→ YOUR GOAL
Filter the records for "reviews" and keep each line that has it.

▬▬▬▬▬▬▬▬▬▬

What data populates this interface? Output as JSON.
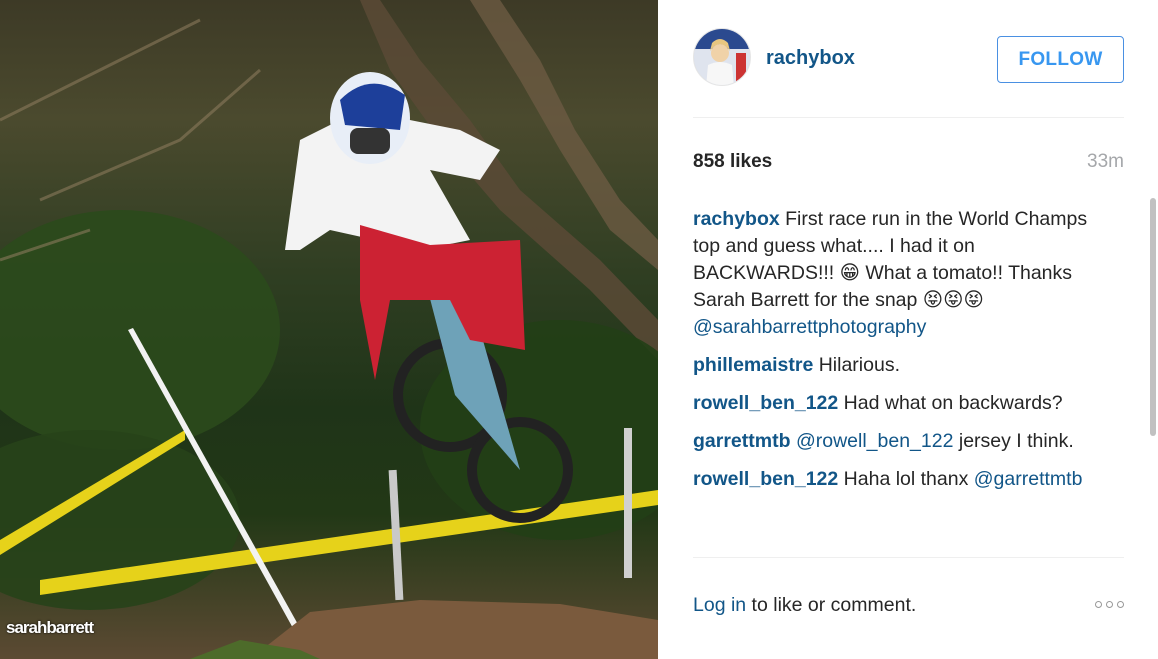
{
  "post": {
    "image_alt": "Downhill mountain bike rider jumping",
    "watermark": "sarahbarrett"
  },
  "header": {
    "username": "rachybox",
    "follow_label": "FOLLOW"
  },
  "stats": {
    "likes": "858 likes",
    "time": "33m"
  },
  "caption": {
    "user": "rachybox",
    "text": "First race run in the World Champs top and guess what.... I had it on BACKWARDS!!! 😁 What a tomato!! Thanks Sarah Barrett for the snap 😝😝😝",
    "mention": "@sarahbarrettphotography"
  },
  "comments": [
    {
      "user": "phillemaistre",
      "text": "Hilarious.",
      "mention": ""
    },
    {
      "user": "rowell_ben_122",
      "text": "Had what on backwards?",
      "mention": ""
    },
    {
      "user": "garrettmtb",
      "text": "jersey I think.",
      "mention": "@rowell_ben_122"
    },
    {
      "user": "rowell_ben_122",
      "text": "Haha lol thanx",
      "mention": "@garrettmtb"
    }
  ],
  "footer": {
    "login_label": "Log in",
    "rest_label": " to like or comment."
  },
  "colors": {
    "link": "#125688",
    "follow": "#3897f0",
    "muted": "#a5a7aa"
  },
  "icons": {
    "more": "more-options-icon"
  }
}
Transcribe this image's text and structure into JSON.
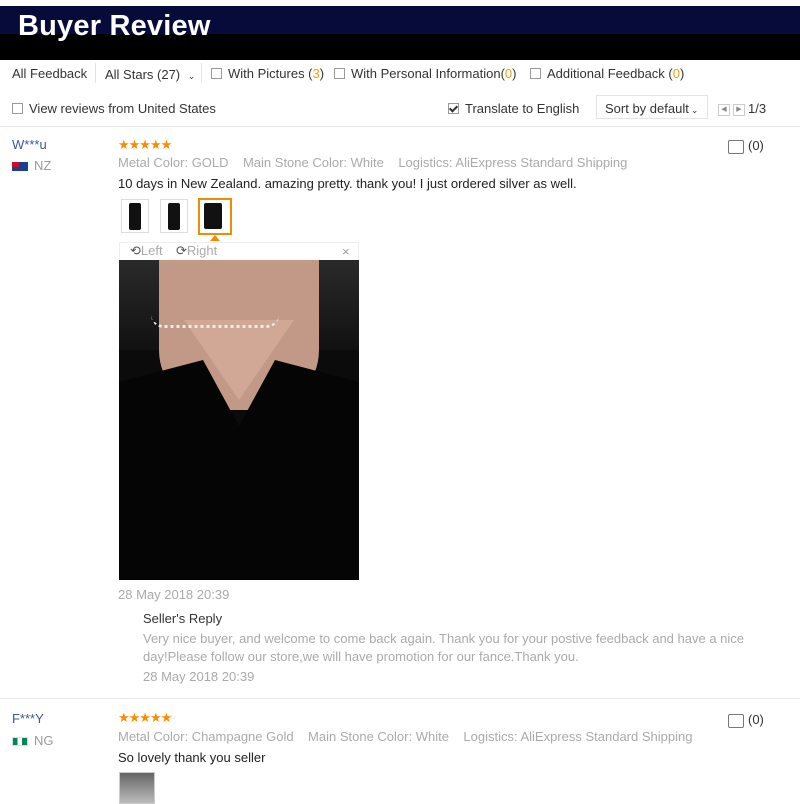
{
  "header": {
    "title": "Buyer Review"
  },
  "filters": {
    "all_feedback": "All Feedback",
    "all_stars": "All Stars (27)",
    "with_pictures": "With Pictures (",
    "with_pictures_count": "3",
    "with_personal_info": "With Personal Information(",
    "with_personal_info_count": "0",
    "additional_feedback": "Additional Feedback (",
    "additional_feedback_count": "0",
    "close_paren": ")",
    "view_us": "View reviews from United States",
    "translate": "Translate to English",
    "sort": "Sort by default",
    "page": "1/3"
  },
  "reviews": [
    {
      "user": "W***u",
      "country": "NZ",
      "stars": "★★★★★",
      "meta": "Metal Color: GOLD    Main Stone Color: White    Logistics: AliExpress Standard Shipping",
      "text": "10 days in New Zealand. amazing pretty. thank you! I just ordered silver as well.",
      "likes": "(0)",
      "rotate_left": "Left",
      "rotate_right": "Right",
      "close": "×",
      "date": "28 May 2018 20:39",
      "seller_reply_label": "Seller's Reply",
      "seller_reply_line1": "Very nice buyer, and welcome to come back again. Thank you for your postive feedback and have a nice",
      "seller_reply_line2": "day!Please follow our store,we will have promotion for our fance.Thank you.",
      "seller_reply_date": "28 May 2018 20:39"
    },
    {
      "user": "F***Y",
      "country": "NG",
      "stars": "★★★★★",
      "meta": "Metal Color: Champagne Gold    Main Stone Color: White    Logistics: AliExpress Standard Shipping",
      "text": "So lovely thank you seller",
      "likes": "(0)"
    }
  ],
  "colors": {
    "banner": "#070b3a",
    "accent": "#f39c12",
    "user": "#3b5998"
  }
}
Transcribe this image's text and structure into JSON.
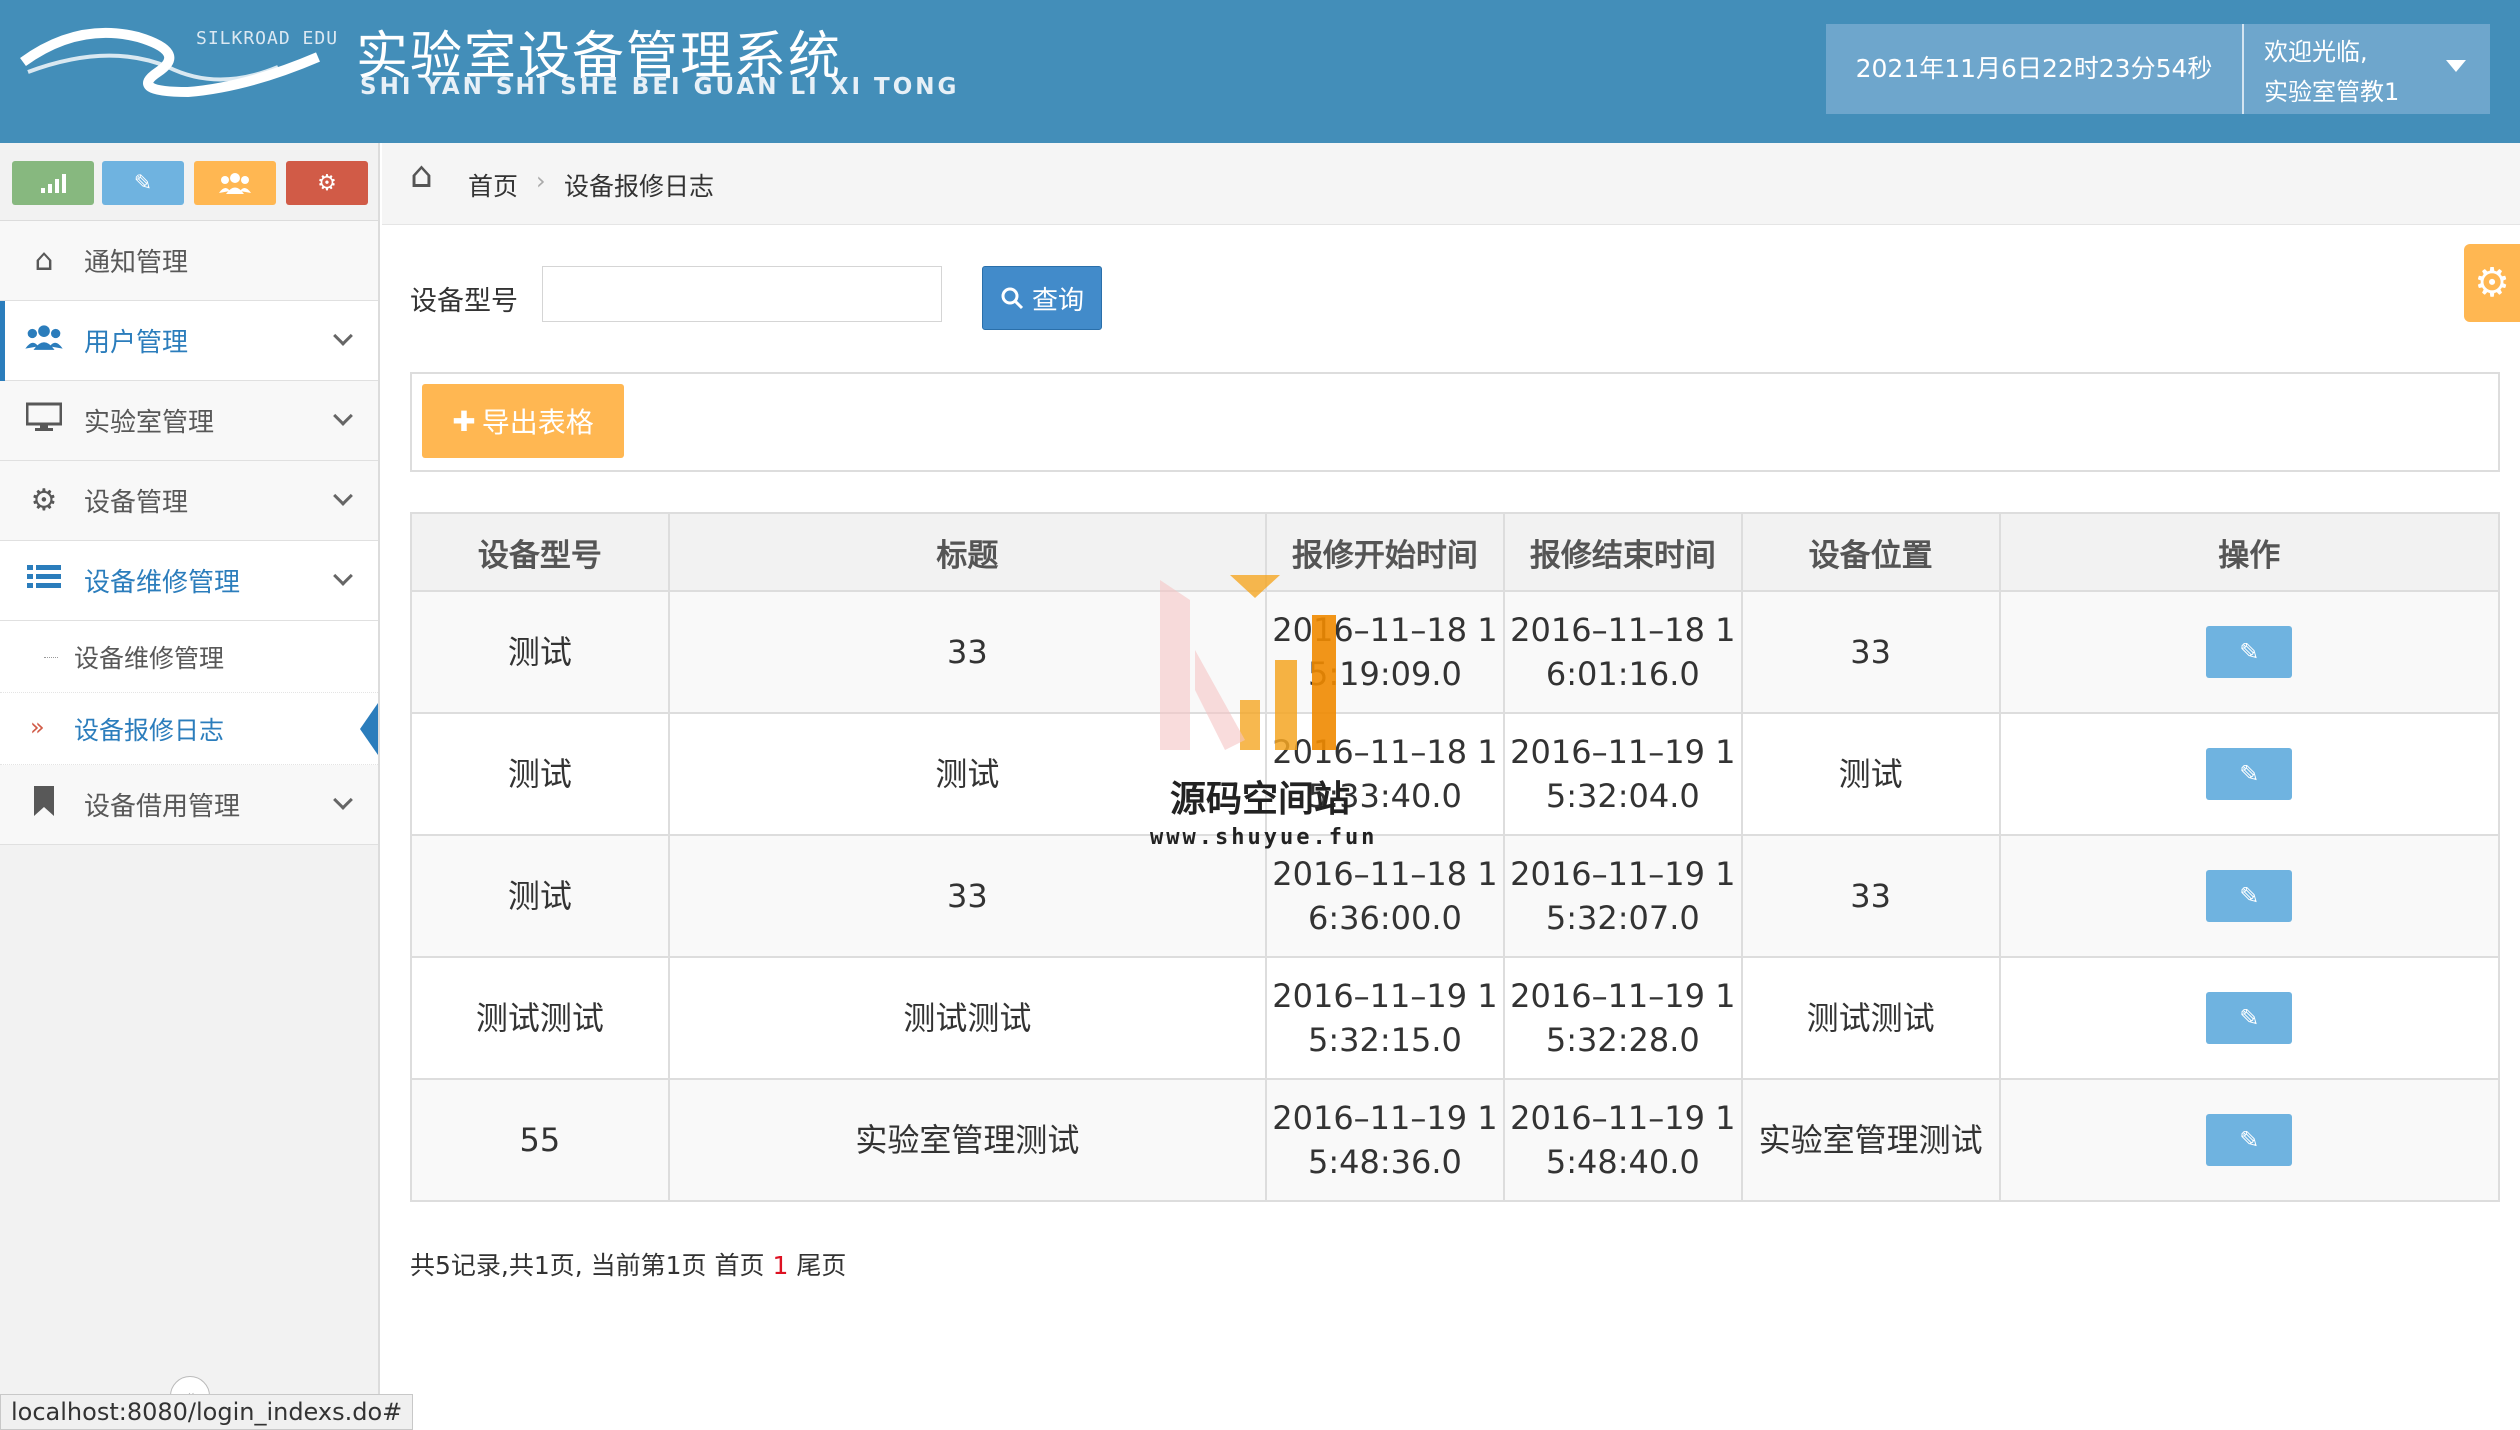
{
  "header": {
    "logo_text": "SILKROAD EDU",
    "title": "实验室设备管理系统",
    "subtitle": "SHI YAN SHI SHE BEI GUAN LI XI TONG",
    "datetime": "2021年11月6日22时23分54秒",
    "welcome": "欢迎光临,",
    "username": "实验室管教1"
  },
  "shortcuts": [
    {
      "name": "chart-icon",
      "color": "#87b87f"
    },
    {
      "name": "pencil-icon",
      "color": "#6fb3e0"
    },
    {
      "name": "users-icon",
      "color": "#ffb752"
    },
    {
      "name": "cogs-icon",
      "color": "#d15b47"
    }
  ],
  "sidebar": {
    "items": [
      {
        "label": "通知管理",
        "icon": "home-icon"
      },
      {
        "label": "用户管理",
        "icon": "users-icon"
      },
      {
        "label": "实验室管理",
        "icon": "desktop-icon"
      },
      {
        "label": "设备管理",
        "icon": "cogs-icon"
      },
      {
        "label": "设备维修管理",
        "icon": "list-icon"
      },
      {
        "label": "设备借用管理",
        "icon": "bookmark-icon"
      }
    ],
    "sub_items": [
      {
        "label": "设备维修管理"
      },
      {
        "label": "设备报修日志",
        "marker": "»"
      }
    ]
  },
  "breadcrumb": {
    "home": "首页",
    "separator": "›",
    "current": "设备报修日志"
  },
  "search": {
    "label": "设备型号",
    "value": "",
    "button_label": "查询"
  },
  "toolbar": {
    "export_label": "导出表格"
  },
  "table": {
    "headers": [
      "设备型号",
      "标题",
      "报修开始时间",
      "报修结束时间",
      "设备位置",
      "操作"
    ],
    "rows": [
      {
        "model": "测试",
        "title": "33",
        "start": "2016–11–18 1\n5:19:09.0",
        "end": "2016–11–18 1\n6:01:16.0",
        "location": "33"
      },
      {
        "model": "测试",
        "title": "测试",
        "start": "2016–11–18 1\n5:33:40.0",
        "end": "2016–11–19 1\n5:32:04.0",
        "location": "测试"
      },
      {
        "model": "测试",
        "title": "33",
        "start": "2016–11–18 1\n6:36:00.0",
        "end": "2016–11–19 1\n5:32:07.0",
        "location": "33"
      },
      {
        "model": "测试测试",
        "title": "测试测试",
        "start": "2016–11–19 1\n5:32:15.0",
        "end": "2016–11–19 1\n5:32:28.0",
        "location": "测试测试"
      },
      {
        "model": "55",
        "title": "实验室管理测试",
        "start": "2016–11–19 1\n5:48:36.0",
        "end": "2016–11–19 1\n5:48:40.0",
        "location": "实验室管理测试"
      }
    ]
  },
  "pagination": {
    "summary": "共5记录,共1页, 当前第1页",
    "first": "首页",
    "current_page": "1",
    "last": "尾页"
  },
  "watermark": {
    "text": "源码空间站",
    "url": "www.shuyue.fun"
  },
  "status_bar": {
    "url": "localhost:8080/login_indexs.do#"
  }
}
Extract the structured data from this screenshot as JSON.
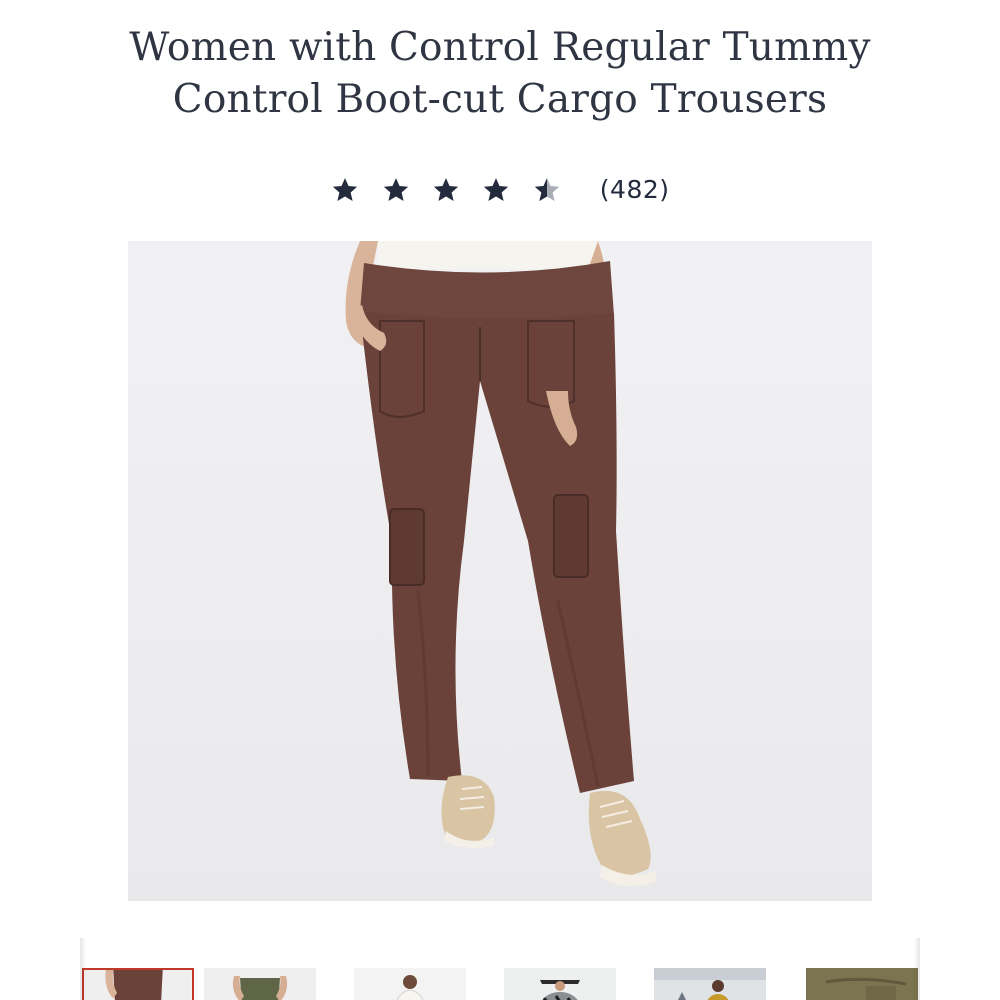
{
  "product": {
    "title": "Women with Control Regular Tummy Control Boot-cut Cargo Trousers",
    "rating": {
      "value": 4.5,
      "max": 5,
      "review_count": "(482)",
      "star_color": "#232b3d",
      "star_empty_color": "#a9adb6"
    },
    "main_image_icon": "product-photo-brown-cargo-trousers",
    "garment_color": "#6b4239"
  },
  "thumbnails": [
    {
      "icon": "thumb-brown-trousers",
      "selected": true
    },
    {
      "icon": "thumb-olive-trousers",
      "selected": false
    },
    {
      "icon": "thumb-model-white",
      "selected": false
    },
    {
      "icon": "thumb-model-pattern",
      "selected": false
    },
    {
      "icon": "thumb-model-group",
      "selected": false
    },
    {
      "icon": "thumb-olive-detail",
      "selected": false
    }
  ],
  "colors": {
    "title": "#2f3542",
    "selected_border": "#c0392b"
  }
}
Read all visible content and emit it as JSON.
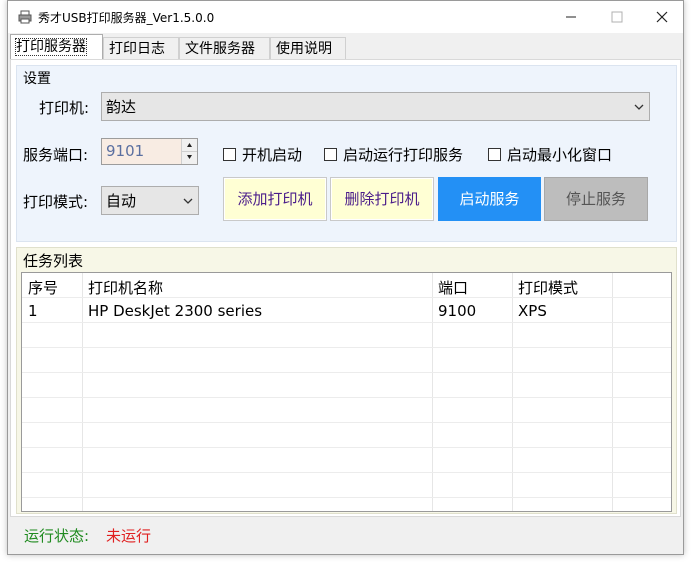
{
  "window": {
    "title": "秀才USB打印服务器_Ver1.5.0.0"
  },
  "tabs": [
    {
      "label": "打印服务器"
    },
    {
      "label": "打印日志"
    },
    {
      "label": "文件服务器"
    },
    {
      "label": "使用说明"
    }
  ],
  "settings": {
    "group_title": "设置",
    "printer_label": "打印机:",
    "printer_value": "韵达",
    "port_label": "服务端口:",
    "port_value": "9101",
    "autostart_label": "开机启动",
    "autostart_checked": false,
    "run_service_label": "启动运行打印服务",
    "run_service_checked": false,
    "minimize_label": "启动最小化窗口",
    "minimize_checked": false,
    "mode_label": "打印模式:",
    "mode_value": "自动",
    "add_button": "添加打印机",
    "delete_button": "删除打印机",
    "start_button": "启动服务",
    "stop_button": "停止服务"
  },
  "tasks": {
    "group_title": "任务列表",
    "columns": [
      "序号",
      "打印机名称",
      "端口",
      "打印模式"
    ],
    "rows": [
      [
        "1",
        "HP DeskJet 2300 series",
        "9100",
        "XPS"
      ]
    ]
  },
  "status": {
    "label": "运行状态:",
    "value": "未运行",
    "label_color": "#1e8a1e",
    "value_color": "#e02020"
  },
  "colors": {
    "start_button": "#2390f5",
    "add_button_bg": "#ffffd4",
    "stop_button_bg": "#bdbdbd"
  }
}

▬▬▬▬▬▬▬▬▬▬

→ TASK OUTPUT
    "view_us": "View reviews from United States",
  "reviews": [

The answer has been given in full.